____ Records for the exercise
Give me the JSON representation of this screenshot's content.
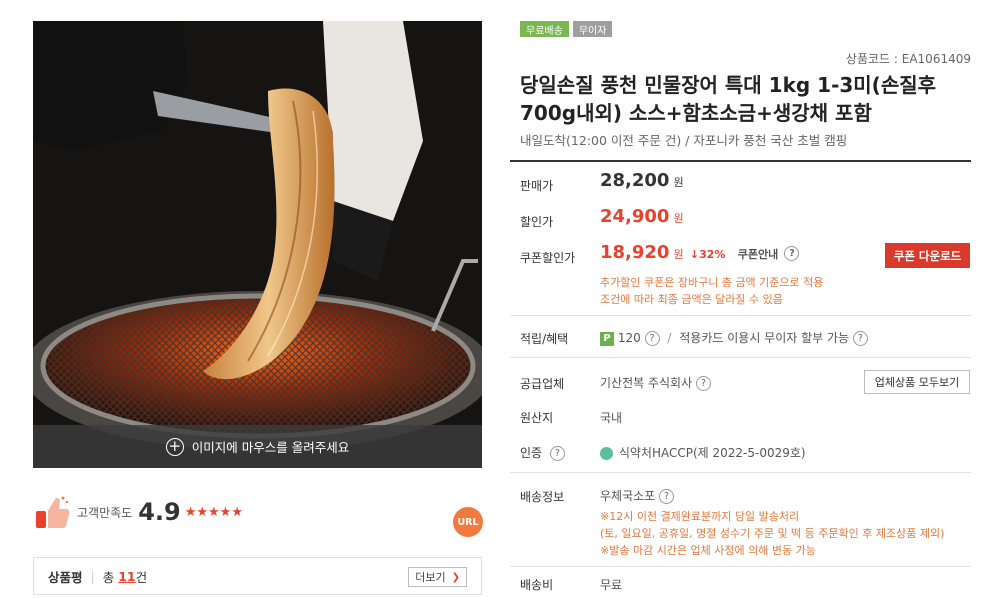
{
  "image": {
    "hover_hint": "이미지에 마우스를 올려주세요"
  },
  "rating": {
    "label": "고객만족도",
    "score": "4.9",
    "stars": "★★★★★"
  },
  "url_badge": "URL",
  "reviews": {
    "title": "상품평",
    "count_prefix": "총",
    "count_number": "11",
    "count_suffix": "건",
    "more_label": "더보기"
  },
  "badges": [
    "무료배송",
    "무이자"
  ],
  "product": {
    "code": "상품코드 : EA1061409",
    "title": "당일손질 풍천 민물장어 특대 1kg 1-3미(손질후 700g내외) 소스+함초소금+생강채 포함",
    "delivery_subtitle": "내일도착(12:00 이전 주문 건) / 자포니카 풍천 국산 초벌 캠핑"
  },
  "prices": {
    "sale_label": "판매가",
    "sale_value": "28,200",
    "discount_label": "할인가",
    "discount_value": "24,900",
    "coupon_label": "쿠폰할인가",
    "coupon_value": "18,920",
    "coupon_rate": "32%",
    "coupon_guide": "쿠폰안내",
    "currency": "원",
    "coupon_download": "쿠폰 다운로드",
    "coupon_note_1": "추가할인 쿠폰은 장바구니 총 금액 기준으로 적용",
    "coupon_note_2": "조건에 따라 최종 금액은 달라질 수 있음"
  },
  "benefits": {
    "label": "적립/혜택",
    "points": "120",
    "card_text": "적용카드 이용시 무이자 할부 가능"
  },
  "supplier": {
    "label": "공급업체",
    "name": "기산전복 주식회사",
    "button": "업체상품 모두보기"
  },
  "origin": {
    "label": "원산지",
    "value": "국내"
  },
  "certification": {
    "label": "인증",
    "value": "식약처HACCP(제 2022-5-0029호)"
  },
  "shipping": {
    "label": "배송정보",
    "carrier": "우체국소포",
    "note_1": "※12시 이전 결제완료분까지 당일 발송처리",
    "note_2": "(토, 일요일, 공휴일, 명절 성수기 주문 및 떡 등 주문확인 후 제조상품 제외)",
    "note_3": "※발송 마감 시간은 업체 사정에 의해 변동 가능",
    "fee_label": "배송비",
    "fee_value": "무료"
  },
  "colors": {
    "accent_red": "#e8412e",
    "coupon_button": "#d93a2b",
    "note_orange": "#e0793f",
    "badge_green": "#79b851"
  }
}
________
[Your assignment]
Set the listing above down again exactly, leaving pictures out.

[Exercise response]
Give me the JSON representation of this screenshot's content.
{
  "image": {
    "hover_hint": "이미지에 마우스를 올려주세요"
  },
  "rating": {
    "label": "고객만족도",
    "score": "4.9",
    "stars": "★★★★★"
  },
  "url_badge": "URL",
  "reviews": {
    "title": "상품평",
    "count_prefix": "총",
    "count_number": "11",
    "count_suffix": "건",
    "more_label": "더보기"
  },
  "badges": [
    "무료배송",
    "무이자"
  ],
  "product": {
    "code": "상품코드 : EA1061409",
    "title": "당일손질 풍천 민물장어 특대 1kg 1-3미(손질후 700g내외) 소스+함초소금+생강채 포함",
    "delivery_subtitle": "내일도착(12:00 이전 주문 건) / 자포니카 풍천 국산 초벌 캠핑"
  },
  "prices": {
    "sale_label": "판매가",
    "sale_value": "28,200",
    "discount_label": "할인가",
    "discount_value": "24,900",
    "coupon_label": "쿠폰할인가",
    "coupon_value": "18,920",
    "coupon_rate": "32%",
    "coupon_guide": "쿠폰안내",
    "currency": "원",
    "coupon_download": "쿠폰 다운로드",
    "coupon_note_1": "추가할인 쿠폰은 장바구니 총 금액 기준으로 적용",
    "coupon_note_2": "조건에 따라 최종 금액은 달라질 수 있음"
  },
  "benefits": {
    "label": "적립/혜택",
    "points": "120",
    "card_text": "적용카드 이용시 무이자 할부 가능"
  },
  "supplier": {
    "label": "공급업체",
    "name": "기산전복 주식회사",
    "button": "업체상품 모두보기"
  },
  "origin": {
    "label": "원산지",
    "value": "국내"
  },
  "certification": {
    "label": "인증",
    "value": "식약처HACCP(제 2022-5-0029호)"
  },
  "shipping": {
    "label": "배송정보",
    "carrier": "우체국소포",
    "note_1": "※12시 이전 결제완료분까지 당일 발송처리",
    "note_2": "(토, 일요일, 공휴일, 명절 성수기 주문 및 떡 등 주문확인 후 제조상품 제외)",
    "note_3": "※발송 마감 시간은 업체 사정에 의해 변동 가능",
    "fee_label": "배송비",
    "fee_value": "무료"
  },
  "colors": {
    "accent_red": "#e8412e",
    "coupon_button": "#d93a2b",
    "note_orange": "#e0793f",
    "badge_green": "#79b851"
  }
}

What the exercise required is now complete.